**EXERCISE:**
The exercise calls for every entry that follows to be repeated exactly.

Web page and app entries:

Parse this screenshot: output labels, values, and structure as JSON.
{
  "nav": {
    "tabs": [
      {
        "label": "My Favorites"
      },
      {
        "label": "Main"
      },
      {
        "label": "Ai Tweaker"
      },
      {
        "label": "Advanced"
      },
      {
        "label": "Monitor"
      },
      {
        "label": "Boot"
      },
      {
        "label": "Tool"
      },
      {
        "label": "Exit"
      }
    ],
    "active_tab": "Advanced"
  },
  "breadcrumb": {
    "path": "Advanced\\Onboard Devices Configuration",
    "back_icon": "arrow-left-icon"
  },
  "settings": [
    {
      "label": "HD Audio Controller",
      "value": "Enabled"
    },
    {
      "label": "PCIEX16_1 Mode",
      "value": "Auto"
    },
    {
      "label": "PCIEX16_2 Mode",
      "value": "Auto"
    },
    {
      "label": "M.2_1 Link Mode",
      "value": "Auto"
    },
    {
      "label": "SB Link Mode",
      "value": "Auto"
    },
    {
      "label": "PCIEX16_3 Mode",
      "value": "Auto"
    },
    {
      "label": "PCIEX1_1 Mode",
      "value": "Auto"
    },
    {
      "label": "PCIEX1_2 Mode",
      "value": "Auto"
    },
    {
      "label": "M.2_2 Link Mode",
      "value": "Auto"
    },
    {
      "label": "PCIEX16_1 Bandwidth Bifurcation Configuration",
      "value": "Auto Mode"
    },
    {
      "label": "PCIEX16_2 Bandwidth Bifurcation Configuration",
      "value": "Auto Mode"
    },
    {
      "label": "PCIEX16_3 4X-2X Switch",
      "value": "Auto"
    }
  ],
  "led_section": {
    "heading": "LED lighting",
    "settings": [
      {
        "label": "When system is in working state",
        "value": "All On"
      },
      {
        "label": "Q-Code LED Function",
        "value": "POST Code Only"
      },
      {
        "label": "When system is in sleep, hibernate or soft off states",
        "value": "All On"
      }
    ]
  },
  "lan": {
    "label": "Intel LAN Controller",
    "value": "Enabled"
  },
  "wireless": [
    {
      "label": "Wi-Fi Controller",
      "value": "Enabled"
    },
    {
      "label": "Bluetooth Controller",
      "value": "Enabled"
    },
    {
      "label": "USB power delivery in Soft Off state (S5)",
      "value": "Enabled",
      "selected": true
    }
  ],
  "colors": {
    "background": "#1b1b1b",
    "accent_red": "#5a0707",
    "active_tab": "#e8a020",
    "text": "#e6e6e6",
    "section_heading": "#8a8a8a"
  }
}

**TASK RESULT:**
Parse this screenshot: output labels, values, and structure as JSON.
{
  "nav": {
    "tabs": [
      {
        "label": "My Favorites"
      },
      {
        "label": "Main"
      },
      {
        "label": "Ai Tweaker"
      },
      {
        "label": "Advanced"
      },
      {
        "label": "Monitor"
      },
      {
        "label": "Boot"
      },
      {
        "label": "Tool"
      },
      {
        "label": "Exit"
      }
    ],
    "active_tab": "Advanced"
  },
  "breadcrumb": {
    "path": "Advanced\\Onboard Devices Configuration",
    "back_icon": "arrow-left-icon"
  },
  "settings": [
    {
      "label": "HD Audio Controller",
      "value": "Enabled"
    },
    {
      "label": "PCIEX16_1 Mode",
      "value": "Auto"
    },
    {
      "label": "PCIEX16_2 Mode",
      "value": "Auto"
    },
    {
      "label": "M.2_1 Link Mode",
      "value": "Auto"
    },
    {
      "label": "SB Link Mode",
      "value": "Auto"
    },
    {
      "label": "PCIEX16_3 Mode",
      "value": "Auto"
    },
    {
      "label": "PCIEX1_1 Mode",
      "value": "Auto"
    },
    {
      "label": "PCIEX1_2 Mode",
      "value": "Auto"
    },
    {
      "label": "M.2_2 Link Mode",
      "value": "Auto"
    },
    {
      "label": "PCIEX16_1 Bandwidth Bifurcation Configuration",
      "value": "Auto Mode"
    },
    {
      "label": "PCIEX16_2 Bandwidth Bifurcation Configuration",
      "value": "Auto Mode"
    },
    {
      "label": "PCIEX16_3 4X-2X Switch",
      "value": "Auto"
    }
  ],
  "led_section": {
    "heading": "LED lighting",
    "settings": [
      {
        "label": "When system is in working state",
        "value": "All On"
      },
      {
        "label": "Q-Code LED Function",
        "value": "POST Code Only"
      },
      {
        "label": "When system is in sleep, hibernate or soft off states",
        "value": "All On"
      }
    ]
  },
  "lan": {
    "label": "Intel LAN Controller",
    "value": "Enabled"
  },
  "wireless": [
    {
      "label": "Wi-Fi Controller",
      "value": "Enabled"
    },
    {
      "label": "Bluetooth Controller",
      "value": "Enabled"
    },
    {
      "label": "USB power delivery in Soft Off state (S5)",
      "value": "Enabled",
      "selected": true
    }
  ],
  "colors": {
    "background": "#1b1b1b",
    "accent_red": "#5a0707",
    "active_tab": "#e8a020",
    "text": "#e6e6e6",
    "section_heading": "#8a8a8a"
  }
}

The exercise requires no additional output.